# PROBLEM TO WORK ON
From the entries below, please gather each line containing the string "label".

# STUDY MATERIAL
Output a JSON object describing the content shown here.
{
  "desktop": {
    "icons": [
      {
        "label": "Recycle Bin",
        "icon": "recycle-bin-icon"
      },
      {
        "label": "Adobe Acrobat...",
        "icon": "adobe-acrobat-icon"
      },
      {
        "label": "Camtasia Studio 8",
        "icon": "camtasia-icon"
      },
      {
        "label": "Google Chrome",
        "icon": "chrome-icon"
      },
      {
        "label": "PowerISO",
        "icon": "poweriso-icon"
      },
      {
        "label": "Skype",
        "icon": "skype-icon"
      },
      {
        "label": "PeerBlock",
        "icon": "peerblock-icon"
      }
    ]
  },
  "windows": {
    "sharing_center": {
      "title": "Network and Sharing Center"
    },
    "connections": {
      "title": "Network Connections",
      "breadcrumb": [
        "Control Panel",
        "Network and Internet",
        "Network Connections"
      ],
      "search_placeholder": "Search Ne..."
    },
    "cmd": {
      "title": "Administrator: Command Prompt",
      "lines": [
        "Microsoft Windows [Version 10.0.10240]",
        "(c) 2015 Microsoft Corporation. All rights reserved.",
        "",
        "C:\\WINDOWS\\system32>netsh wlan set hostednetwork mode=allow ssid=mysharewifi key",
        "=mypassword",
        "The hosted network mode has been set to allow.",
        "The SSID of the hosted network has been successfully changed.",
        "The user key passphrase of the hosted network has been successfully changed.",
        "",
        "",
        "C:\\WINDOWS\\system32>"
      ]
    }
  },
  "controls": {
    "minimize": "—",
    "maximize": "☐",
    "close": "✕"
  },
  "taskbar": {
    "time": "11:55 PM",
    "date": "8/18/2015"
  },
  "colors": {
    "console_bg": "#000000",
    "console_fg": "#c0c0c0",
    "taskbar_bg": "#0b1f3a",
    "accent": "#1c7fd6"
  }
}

# ANSWER
        "label": "Recycle Bin",
        "label": "Adobe Acrobat...",
        "label": "Camtasia Studio 8",
        "label": "Google Chrome",
        "label": "PowerISO",
        "label": "Skype",
        "label": "PeerBlock",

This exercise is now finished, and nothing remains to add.